(Records contained in a dataset)

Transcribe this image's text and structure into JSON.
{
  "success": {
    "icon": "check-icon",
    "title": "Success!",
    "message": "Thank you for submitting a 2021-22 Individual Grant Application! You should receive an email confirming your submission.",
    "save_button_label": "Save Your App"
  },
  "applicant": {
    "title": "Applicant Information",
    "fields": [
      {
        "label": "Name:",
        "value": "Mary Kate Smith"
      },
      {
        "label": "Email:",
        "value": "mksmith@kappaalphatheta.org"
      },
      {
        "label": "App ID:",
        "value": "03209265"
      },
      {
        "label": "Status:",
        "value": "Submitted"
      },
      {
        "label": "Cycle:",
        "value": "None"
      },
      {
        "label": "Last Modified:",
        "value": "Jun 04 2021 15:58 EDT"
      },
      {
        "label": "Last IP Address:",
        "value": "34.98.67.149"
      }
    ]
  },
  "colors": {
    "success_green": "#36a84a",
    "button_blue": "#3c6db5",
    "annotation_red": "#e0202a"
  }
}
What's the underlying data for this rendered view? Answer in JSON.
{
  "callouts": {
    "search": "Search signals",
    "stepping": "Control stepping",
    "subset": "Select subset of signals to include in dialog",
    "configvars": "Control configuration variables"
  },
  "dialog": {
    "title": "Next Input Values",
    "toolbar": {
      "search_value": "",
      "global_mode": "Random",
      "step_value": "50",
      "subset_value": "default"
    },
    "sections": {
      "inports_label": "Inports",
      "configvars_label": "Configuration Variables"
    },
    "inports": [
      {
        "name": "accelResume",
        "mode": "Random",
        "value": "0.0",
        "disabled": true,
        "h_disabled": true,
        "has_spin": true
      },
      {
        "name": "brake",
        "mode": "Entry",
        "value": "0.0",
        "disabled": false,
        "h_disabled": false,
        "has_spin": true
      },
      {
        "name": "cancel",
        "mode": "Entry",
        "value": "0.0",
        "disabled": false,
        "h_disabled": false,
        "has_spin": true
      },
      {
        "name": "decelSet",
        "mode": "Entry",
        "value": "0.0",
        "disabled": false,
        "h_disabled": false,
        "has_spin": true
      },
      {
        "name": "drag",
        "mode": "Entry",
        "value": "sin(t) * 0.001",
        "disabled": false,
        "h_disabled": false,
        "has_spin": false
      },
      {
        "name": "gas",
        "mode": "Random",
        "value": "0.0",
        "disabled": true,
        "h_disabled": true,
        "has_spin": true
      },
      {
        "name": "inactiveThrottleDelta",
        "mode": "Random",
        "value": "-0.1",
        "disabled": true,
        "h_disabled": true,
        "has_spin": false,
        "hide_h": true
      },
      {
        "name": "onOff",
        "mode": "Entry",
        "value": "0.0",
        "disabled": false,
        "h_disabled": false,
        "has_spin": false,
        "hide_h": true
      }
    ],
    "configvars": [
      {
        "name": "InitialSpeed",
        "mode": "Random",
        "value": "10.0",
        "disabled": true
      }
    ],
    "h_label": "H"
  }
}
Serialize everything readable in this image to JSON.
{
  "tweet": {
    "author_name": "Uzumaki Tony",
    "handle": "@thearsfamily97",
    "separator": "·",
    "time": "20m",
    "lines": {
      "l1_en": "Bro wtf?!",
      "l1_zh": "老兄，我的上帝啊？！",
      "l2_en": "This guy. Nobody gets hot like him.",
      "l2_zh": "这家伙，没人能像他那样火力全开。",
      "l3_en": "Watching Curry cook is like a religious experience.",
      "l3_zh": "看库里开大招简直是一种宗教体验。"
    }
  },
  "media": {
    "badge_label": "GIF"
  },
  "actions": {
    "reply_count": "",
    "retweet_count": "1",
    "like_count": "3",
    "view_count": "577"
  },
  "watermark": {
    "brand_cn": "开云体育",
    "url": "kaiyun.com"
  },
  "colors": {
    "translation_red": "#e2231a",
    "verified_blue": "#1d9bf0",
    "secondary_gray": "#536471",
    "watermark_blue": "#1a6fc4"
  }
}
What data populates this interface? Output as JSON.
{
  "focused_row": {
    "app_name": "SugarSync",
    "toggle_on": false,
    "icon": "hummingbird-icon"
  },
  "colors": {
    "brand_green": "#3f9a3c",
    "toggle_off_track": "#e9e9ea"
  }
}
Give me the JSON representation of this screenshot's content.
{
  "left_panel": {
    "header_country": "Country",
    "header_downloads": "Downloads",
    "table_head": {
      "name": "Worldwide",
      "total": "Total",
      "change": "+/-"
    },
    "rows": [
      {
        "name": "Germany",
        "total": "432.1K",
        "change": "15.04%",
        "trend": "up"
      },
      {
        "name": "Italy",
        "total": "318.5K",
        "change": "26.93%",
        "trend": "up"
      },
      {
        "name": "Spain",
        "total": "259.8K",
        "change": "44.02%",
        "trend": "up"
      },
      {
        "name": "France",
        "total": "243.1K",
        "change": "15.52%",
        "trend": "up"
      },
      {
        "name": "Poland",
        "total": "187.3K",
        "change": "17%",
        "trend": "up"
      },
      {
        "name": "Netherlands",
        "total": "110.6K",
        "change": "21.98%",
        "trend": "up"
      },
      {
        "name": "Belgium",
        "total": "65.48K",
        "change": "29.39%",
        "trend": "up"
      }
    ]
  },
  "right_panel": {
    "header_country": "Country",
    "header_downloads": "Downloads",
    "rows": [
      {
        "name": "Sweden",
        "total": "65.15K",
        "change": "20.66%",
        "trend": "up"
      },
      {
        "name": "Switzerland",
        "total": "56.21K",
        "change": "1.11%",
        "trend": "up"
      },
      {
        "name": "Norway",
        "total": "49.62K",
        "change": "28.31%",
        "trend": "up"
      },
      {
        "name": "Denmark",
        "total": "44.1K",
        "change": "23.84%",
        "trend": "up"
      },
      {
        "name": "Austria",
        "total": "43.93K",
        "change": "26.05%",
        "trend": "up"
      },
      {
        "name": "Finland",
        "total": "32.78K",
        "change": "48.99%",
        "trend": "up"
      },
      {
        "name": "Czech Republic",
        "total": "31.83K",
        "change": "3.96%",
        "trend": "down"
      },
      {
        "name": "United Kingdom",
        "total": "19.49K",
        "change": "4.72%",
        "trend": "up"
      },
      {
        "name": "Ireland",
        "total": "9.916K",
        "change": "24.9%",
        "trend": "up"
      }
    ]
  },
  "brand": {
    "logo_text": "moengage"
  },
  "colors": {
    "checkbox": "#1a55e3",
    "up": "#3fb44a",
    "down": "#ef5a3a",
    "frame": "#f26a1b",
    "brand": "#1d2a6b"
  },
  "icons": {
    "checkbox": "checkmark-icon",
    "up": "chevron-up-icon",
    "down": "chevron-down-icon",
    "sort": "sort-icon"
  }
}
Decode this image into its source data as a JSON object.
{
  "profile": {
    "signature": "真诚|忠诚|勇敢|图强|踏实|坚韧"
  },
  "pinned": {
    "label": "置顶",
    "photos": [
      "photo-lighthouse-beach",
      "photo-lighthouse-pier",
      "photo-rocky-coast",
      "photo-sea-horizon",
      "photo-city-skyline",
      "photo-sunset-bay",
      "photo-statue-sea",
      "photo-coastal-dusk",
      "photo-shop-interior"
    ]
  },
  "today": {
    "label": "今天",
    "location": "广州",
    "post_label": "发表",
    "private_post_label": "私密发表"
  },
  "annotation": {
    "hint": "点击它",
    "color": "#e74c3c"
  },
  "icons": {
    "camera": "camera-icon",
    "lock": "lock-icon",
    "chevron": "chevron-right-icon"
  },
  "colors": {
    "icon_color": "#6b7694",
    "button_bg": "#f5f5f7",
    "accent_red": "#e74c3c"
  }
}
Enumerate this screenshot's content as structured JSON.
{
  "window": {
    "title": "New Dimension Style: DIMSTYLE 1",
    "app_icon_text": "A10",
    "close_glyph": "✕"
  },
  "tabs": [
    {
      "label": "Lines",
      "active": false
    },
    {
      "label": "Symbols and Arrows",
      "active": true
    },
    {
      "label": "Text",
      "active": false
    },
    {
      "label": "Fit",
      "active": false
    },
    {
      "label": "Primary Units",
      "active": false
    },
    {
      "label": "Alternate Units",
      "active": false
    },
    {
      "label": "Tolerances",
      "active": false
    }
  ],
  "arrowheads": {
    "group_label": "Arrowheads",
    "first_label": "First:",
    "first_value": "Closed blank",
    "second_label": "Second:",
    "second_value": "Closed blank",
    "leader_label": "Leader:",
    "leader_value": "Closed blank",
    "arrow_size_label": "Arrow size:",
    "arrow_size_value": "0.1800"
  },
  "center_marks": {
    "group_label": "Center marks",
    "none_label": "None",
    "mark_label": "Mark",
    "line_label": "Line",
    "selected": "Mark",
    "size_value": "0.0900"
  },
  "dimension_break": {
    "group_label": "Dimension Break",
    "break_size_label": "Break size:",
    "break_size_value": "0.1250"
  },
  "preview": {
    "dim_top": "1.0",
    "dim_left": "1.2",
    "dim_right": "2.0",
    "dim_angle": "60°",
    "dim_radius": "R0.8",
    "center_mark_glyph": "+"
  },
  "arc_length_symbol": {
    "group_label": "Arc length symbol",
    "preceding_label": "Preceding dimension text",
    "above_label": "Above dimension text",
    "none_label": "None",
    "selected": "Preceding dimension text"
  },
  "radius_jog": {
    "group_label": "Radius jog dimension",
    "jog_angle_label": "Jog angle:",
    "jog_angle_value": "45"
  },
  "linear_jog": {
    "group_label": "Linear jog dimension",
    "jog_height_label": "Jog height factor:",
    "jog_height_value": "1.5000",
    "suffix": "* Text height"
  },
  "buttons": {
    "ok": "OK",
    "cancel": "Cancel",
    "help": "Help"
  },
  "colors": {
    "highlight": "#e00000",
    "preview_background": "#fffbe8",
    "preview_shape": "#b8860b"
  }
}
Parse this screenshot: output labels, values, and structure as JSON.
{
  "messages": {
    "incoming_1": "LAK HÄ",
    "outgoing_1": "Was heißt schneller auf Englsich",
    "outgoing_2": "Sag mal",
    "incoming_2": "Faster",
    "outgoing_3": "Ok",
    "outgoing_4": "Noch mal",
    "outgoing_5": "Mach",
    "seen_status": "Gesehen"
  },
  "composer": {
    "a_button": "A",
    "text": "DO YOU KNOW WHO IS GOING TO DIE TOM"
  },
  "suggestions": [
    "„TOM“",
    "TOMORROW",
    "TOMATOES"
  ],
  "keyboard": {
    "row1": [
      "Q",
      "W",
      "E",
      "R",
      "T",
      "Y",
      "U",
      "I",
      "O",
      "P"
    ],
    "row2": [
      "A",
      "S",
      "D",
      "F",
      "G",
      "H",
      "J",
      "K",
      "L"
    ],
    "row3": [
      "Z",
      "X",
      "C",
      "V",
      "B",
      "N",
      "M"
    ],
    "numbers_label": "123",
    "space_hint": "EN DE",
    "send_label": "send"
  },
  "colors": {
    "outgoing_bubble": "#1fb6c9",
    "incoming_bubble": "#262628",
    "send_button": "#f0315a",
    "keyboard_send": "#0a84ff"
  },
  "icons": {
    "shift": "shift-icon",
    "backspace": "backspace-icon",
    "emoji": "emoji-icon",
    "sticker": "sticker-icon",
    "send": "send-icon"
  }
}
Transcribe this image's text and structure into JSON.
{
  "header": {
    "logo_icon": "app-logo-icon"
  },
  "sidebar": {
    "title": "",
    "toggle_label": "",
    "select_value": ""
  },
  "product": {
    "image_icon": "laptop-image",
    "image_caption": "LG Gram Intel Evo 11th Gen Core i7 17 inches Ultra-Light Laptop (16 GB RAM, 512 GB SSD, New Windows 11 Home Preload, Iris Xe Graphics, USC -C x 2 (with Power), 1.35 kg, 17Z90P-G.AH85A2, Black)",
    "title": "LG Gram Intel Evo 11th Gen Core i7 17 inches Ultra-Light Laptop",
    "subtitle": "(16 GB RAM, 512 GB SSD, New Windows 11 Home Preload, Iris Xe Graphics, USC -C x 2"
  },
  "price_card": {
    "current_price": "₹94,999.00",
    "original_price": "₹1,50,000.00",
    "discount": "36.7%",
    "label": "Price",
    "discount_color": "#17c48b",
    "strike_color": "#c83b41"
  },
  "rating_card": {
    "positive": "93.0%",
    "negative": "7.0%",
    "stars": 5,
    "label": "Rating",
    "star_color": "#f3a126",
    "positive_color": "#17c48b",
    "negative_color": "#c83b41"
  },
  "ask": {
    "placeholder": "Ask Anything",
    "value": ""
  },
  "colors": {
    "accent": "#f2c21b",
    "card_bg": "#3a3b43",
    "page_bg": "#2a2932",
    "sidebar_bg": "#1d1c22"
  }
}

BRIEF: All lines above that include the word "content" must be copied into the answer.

EXERCISE OUTPUT:
Give me the JSON representation of this screenshot's content.
Enumerate this screenshot's content as structured JSON.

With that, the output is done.